Damaged auditory nerve treatment
Anosmia is the total loss of smell. Most people with anosmia can taste sweet, sour, salty and bitter substances, but cannot distinguish between specific flavors. This is because the sense of smell makes it possible to distinguish between flavors, not taste receptors, as many people mistakenly believe. Which of the following is NOT a common cause of anosmia?
Anosmia is the total loss of smell. Most people with anosmia can taste sweet, sour, salty and bitter substances, but cannot distinguish between specific tastes. This is because the sense of smell makes it possible to distinguish between flavors, not taste receptors, as many people mistakenly believe. Which of the following is NOT a common cause of anosmia?
Noise-induced hearing loss treatment
Stroke is a cardiovascular disease affecting the blood vessels of the brain. It occurs when the blood circulation of the brain suffers an abrupt disruption that may result from a blockage or a hemorrhage. It is a hard episode for both the sufferer and the families of those affected.
Both sides support each other and thanks to the World Stroke Day celebrated every October 29, different associations and groups of people affected by this disease unite to raise awareness of stroke prevention and also to raise awareness of the seriousness of stroke.
When it affects the temporal lobe area, the person begins to experience problems with language, hearing and sight. This area is very close to the temple and therefore, the ear is not able or has difficulty transmitting sound to the brain for interpretation.
A hearing aid may be the alternative for hearing loss in one ear. A hearing aid is not only a vital listening device, but it is also a stimulant for the brain to remember sounds it thought it had forgotten. After going through a stroke, it is likely to experience hyperacusis or hearing loss. Training the ear, in this case, plays a fundamental role in these cases to recover the patient’s auditory memory.
Noise-induced hearing loss can occur all at once from an intense, “impulsive” sound, such as an explosion. It can also occur gradually from continuous exposure to loud sounds, such as noises generated in a wood shop.
Sound is measured in units called decibels. It is very rare for sounds of 70 A-weighted decibels (dBA) or less to cause hearing loss, even if you are exposed to them for a long time. However, prolonged or repeated exposure to sounds of 85 dBA or higher can cause hearing loss. The louder the sound, the faster noise-induced hearing loss develops.

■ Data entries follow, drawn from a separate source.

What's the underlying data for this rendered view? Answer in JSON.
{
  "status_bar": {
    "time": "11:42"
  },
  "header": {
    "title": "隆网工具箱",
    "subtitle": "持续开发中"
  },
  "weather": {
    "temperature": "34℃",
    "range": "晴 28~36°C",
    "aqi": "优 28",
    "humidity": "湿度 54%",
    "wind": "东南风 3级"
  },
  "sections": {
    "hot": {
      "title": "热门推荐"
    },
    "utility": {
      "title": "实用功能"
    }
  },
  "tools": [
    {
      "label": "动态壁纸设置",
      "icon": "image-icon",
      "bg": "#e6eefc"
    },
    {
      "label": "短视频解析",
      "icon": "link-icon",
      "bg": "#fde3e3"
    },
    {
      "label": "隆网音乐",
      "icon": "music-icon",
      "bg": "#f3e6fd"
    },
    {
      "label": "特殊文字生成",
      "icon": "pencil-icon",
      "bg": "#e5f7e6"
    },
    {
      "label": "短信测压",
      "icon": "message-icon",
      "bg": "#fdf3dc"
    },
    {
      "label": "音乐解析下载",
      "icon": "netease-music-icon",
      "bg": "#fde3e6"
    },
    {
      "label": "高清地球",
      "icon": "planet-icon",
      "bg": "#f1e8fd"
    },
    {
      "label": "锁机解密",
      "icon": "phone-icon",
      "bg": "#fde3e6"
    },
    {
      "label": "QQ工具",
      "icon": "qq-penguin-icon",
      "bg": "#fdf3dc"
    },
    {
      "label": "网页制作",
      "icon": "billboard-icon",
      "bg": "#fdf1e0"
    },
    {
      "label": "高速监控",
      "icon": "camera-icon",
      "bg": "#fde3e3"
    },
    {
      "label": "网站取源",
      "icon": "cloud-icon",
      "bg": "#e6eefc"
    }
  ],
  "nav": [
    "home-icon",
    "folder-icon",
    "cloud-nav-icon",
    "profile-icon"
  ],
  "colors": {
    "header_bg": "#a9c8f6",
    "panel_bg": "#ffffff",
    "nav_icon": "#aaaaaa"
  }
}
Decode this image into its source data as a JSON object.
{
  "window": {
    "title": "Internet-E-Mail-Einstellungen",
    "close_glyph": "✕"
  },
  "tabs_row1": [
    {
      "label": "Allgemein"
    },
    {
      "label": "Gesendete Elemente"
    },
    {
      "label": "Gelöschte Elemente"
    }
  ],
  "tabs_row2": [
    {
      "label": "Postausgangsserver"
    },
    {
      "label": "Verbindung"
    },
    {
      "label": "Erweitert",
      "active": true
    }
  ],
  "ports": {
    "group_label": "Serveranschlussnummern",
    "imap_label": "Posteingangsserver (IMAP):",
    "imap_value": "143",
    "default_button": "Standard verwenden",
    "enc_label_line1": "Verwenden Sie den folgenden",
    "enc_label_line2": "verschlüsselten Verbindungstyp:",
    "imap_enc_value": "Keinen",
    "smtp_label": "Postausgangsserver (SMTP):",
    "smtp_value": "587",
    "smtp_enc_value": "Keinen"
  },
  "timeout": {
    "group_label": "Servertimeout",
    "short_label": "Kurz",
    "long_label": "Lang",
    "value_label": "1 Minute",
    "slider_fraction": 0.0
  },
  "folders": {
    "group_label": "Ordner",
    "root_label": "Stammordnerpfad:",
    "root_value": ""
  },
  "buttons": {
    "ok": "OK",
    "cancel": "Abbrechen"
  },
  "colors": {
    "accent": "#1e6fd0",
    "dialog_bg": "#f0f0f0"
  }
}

Two important factors in protecting your hearing are to keep a distance between you and the sound’s point of origin and to limit how long you are exposed to the sound. A rule of thumb is to avoid sounds that are “too loud” and “too close”, or that last “too long”.
Noise-induced hearing loss symptoms
Infections, pressure changes in the middle ear or in the endolymph (inner ear fluid) caused by external causes, such as severe trauma, intake of ototoxic drugs, tumors, etc., may cause temporary hearing problems. They can be reversed by medication or disappear on their own.
Connexins are a family of proteins whose function is to establish communication bridges between cells. They are distributed throughout all tissues and organs and play a fundamental role in the functioning of the body. If these proteins suffer a mutation, diseases affecting the nervous, cardiovascular and auditory systems will occur.
An abnormal function of connexin 26 is related to hearing loss of non-syndromic genetic origin. The supporting cells of the cochlea, which are essential for neurosensory transmission during hearing, are affected.
It affects low frequencies rather than high frequencies, which is why people with otosclerosis sometimes hear better in noisy environments. If left untreated, it can progressively worsen towards total deafness.